Access the publisher's website
Production and Operations Management (forthcoming)
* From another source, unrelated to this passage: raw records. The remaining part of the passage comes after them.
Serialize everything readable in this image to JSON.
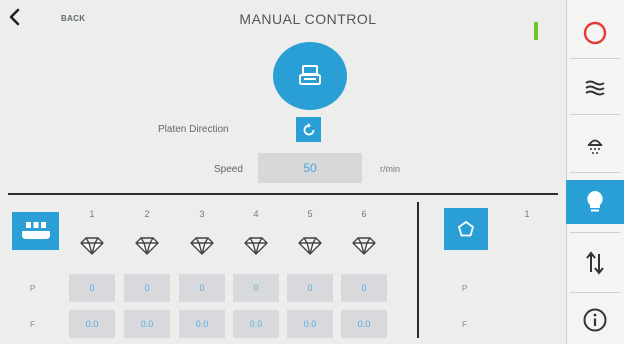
{
  "header": {
    "back_label": "BACK",
    "title": "MANUAL CONTROL"
  },
  "controls": {
    "platen_label": "Platen Direction",
    "speed_label": "Speed",
    "speed_value": "50",
    "speed_unit": "r/min"
  },
  "stations": {
    "columns": [
      "1",
      "2",
      "3",
      "4",
      "5",
      "6"
    ],
    "p_label": "P",
    "f_label": "F",
    "p_values": [
      "0",
      "0",
      "0",
      "0",
      "0",
      "0"
    ],
    "f_values": [
      "0.0",
      "0.0",
      "0.0",
      "0.0",
      "0.0",
      "0.0"
    ]
  },
  "group": {
    "column": "1",
    "p_label": "P",
    "f_label": "F"
  },
  "sidebar": {
    "items": [
      "power-icon",
      "waves-icon",
      "spray-icon",
      "bulb-icon",
      "sort-arrows-icon",
      "info-icon"
    ]
  },
  "colors": {
    "accent": "#2a9fd6",
    "status": "#6fc331",
    "power": "#e53935"
  }
}
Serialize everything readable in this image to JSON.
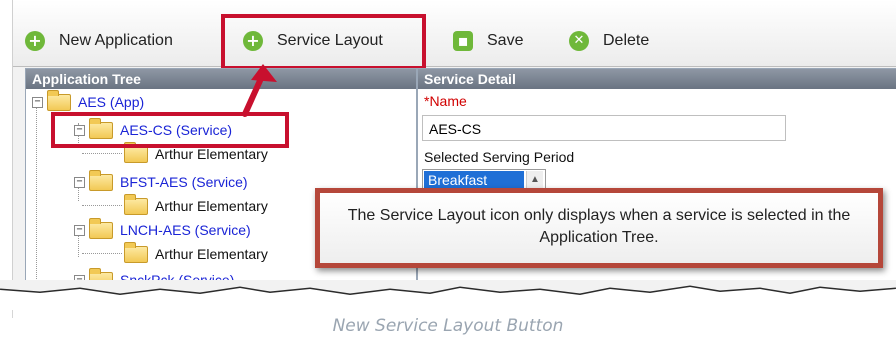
{
  "toolbar": {
    "buttons": [
      {
        "label": "New Application",
        "icon": "plus-circle-icon"
      },
      {
        "label": "Service Layout",
        "icon": "plus-circle-icon"
      },
      {
        "label": "Save",
        "icon": "save-icon"
      },
      {
        "label": "Delete",
        "icon": "delete-icon"
      }
    ]
  },
  "tree": {
    "header": "Application Tree",
    "items": [
      {
        "label": "AES (App)",
        "level": 0
      },
      {
        "label": "AES-CS (Service)",
        "level": 1
      },
      {
        "label": "Arthur Elementary",
        "level": 2
      },
      {
        "label": "BFST-AES (Service)",
        "level": 1
      },
      {
        "label": "Arthur Elementary",
        "level": 2
      },
      {
        "label": "LNCH-AES (Service)",
        "level": 1
      },
      {
        "label": "Arthur Elementary",
        "level": 2
      },
      {
        "label": "SnckPck (Service)",
        "level": 1
      }
    ]
  },
  "detail": {
    "header": "Service Detail",
    "name_required": "*Name",
    "name_value": "AES-CS",
    "period_label": "Selected Serving Period",
    "period_value": "Breakfast"
  },
  "callout": {
    "text": "The Service Layout icon only displays when a service is selected in the Application Tree."
  },
  "caption": "New Service Layout Button",
  "colors": {
    "highlight": "#c8102e",
    "callout_border": "#b5473a",
    "icon_green": "#6fb83a",
    "link_blue": "#1a24d6"
  }
}
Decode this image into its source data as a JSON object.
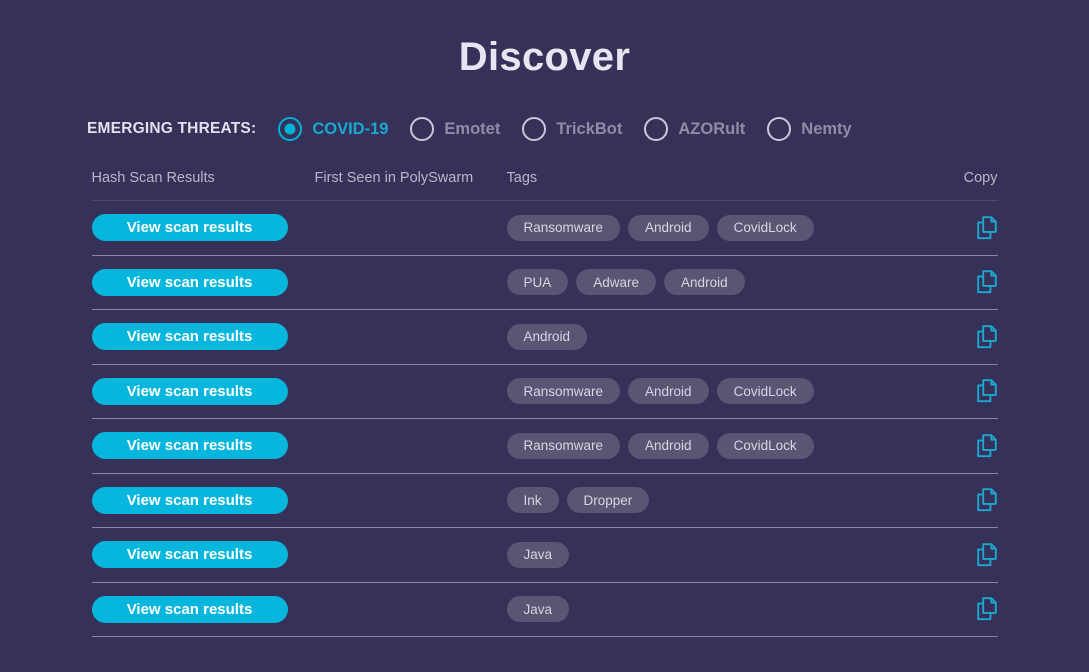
{
  "page": {
    "title": "Discover",
    "background_color": "#363158",
    "accent_color": "#06b6dd"
  },
  "emerging_threats": {
    "label": "EMERGING THREATS:",
    "options": [
      {
        "label": "COVID-19",
        "selected": true
      },
      {
        "label": "Emotet",
        "selected": false
      },
      {
        "label": "TrickBot",
        "selected": false
      },
      {
        "label": "AZORult",
        "selected": false
      },
      {
        "label": "Nemty",
        "selected": false
      }
    ]
  },
  "table": {
    "columns": {
      "hash": "Hash Scan Results",
      "first_seen": "First Seen in PolySwarm",
      "tags": "Tags",
      "copy": "Copy"
    },
    "scan_button_label": "View scan results",
    "copy_icon_name": "copy-icon",
    "rows": [
      {
        "scan_label": "View scan results",
        "first_seen": "",
        "tags": [
          "Ransomware",
          "Android",
          "CovidLock"
        ]
      },
      {
        "scan_label": "View scan results",
        "first_seen": "",
        "tags": [
          "PUA",
          "Adware",
          "Android"
        ]
      },
      {
        "scan_label": "View scan results",
        "first_seen": "",
        "tags": [
          "Android"
        ]
      },
      {
        "scan_label": "View scan results",
        "first_seen": "",
        "tags": [
          "Ransomware",
          "Android",
          "CovidLock"
        ]
      },
      {
        "scan_label": "View scan results",
        "first_seen": "",
        "tags": [
          "Ransomware",
          "Android",
          "CovidLock"
        ]
      },
      {
        "scan_label": "View scan results",
        "first_seen": "",
        "tags": [
          "Ink",
          "Dropper"
        ]
      },
      {
        "scan_label": "View scan results",
        "first_seen": "",
        "tags": [
          "Java"
        ]
      },
      {
        "scan_label": "View scan results",
        "first_seen": "",
        "tags": [
          "Java"
        ]
      }
    ]
  }
}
Patent intermediaries have gained importance as non-practicing entities in the innovation domain, buying innovations from an external provider and then licensing them to practicing firms. In this paper we analyze the competition between two identical incumbent firms and a patent intermediary for the acquisition and licensing of a cost-reducing innovation developed by an external innovator. We show that the outcome of the IP acquisition and licensing game critically depends on the degree of the cost-reducing innovation. Patent intermediaries win IP rights in patent markets if the innovation is incremental. They also win the IP rights when the innovation is moderate or radical, providing they have significant efficiency advantages over incumbent firms and the uncertainty about the degree of innovation is low. We also show that patent intermediaries serve to make markets more efficient. When the innovation is incremental or moderate, they help ensure a lower cost of production and a lower price for customers, and when the innovation is radical, they help increase the profits of the incumbent firms.